◆ Work task ◆
Whenever the string "title" appears in a line below, please copy the line out.

[Element data from apps and pages]
........

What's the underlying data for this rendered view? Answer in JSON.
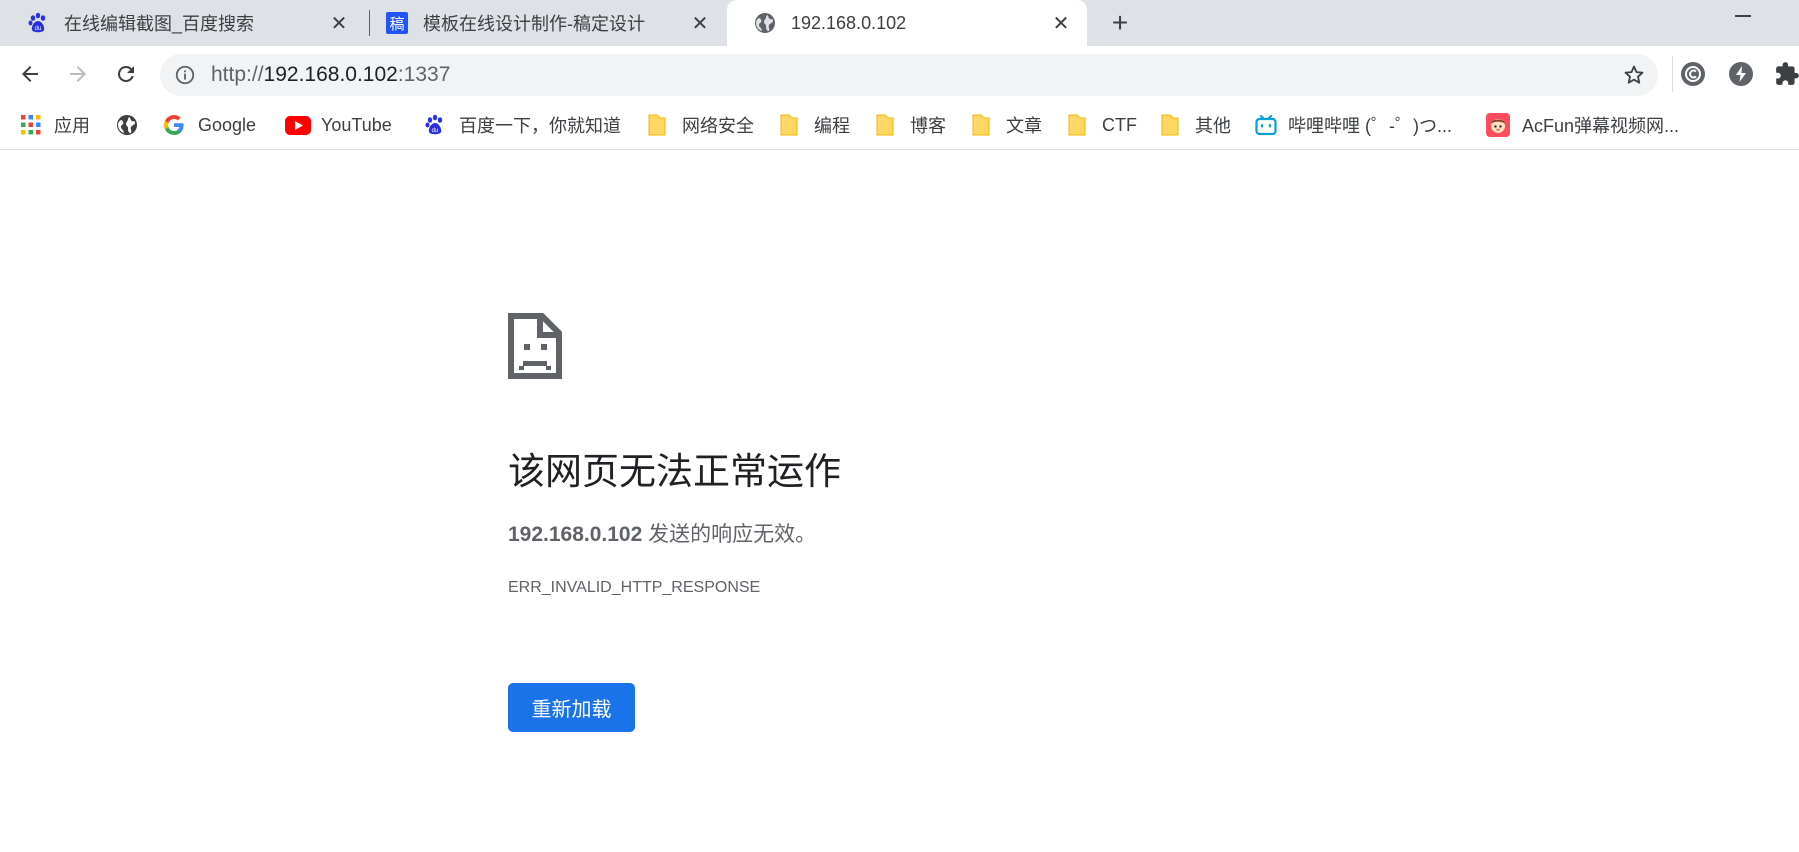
{
  "tabs": [
    {
      "title": "在线编辑截图_百度搜索",
      "icon": "baidu-paw-icon"
    },
    {
      "title": "模板在线设计制作-稿定设计",
      "icon": "gaoding-icon",
      "icon_text": "稿"
    },
    {
      "title": "192.168.0.102",
      "icon": "globe-icon",
      "active": true
    }
  ],
  "new_tab_icon": "plus-icon",
  "omnibox": {
    "scheme": "http://",
    "host": "192.168.0.102",
    "port": ":1337"
  },
  "bookmarks": [
    {
      "label": "应用",
      "icon": "apps-grid-icon"
    },
    {
      "label": "",
      "icon": "globe-icon"
    },
    {
      "label": "Google",
      "icon": "google-icon"
    },
    {
      "label": "YouTube",
      "icon": "youtube-icon"
    },
    {
      "label": "百度一下，你就知道",
      "icon": "baidu-paw-icon"
    },
    {
      "label": "网络安全",
      "icon": "folder-icon"
    },
    {
      "label": "编程",
      "icon": "folder-icon"
    },
    {
      "label": "博客",
      "icon": "folder-icon"
    },
    {
      "label": "文章",
      "icon": "folder-icon"
    },
    {
      "label": "CTF",
      "icon": "folder-icon"
    },
    {
      "label": "其他",
      "icon": "folder-icon"
    },
    {
      "label": "哔哩哔哩 (゜-゜)つ...",
      "icon": "bilibili-icon"
    },
    {
      "label": "AcFun弹幕视频网...",
      "icon": "acfun-icon"
    }
  ],
  "error": {
    "title": "该网页无法正常运作",
    "host": "192.168.0.102",
    "message": " 发送的响应无效。",
    "code": "ERR_INVALID_HTTP_RESPONSE",
    "reload_label": "重新加载"
  },
  "colors": {
    "accent": "#1a73e8",
    "tabstrip": "#dee1e6",
    "omnibox": "#f1f3f4",
    "folder": "#fdd663",
    "youtube": "#ff0000",
    "bilibili": "#00a1d6",
    "baidu": "#2932e1"
  }
}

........

◆ Result of the exercise ◆
      "title": "在线编辑截图_百度搜索",
      "title": "模板在线设计制作-稿定设计",
      "title": "192.168.0.102",
    "title": "该网页无法正常运作",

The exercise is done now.